(THE PROBLEM) Your task is to gather the lines below that hold the string "mentions".

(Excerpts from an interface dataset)
►

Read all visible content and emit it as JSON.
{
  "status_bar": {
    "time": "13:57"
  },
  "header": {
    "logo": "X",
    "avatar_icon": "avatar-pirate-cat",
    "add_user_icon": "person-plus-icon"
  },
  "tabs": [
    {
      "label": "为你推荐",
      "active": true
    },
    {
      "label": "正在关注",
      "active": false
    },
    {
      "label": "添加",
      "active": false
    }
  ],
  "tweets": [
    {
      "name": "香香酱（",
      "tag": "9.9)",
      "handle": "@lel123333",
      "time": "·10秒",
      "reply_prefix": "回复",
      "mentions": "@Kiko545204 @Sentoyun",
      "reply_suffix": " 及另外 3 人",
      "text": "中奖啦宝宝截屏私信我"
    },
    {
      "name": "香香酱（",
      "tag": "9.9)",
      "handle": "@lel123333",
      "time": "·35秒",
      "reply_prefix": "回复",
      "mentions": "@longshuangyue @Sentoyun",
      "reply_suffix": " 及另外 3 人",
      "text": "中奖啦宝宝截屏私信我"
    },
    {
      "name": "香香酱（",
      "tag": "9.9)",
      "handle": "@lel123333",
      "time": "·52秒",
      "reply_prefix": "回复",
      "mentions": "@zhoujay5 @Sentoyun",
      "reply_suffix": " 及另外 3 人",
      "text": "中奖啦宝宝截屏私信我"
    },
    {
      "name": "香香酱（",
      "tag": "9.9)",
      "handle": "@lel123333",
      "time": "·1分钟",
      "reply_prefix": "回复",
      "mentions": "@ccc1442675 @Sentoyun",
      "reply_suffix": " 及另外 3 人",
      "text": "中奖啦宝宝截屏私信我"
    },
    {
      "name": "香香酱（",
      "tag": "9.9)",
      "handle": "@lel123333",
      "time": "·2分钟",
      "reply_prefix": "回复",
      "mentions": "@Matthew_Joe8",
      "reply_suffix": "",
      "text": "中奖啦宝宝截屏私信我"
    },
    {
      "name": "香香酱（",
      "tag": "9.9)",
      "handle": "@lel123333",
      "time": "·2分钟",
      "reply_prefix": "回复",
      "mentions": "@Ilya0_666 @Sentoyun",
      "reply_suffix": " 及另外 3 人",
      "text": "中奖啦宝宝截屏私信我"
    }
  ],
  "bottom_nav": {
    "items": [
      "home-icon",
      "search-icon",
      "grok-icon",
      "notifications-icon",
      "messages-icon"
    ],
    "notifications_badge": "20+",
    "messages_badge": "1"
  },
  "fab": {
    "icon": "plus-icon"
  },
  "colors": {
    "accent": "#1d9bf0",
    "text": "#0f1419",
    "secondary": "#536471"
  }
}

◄

(EXERCISE OUTPUT)
      "mentions": "@Kiko545204 @Sentoyun",
      "mentions": "@longshuangyue @Sentoyun",
      "mentions": "@zhoujay5 @Sentoyun",
      "mentions": "@ccc1442675 @Sentoyun",
      "mentions": "@Matthew_Joe8",
      "mentions": "@Ilya0_666 @Sentoyun",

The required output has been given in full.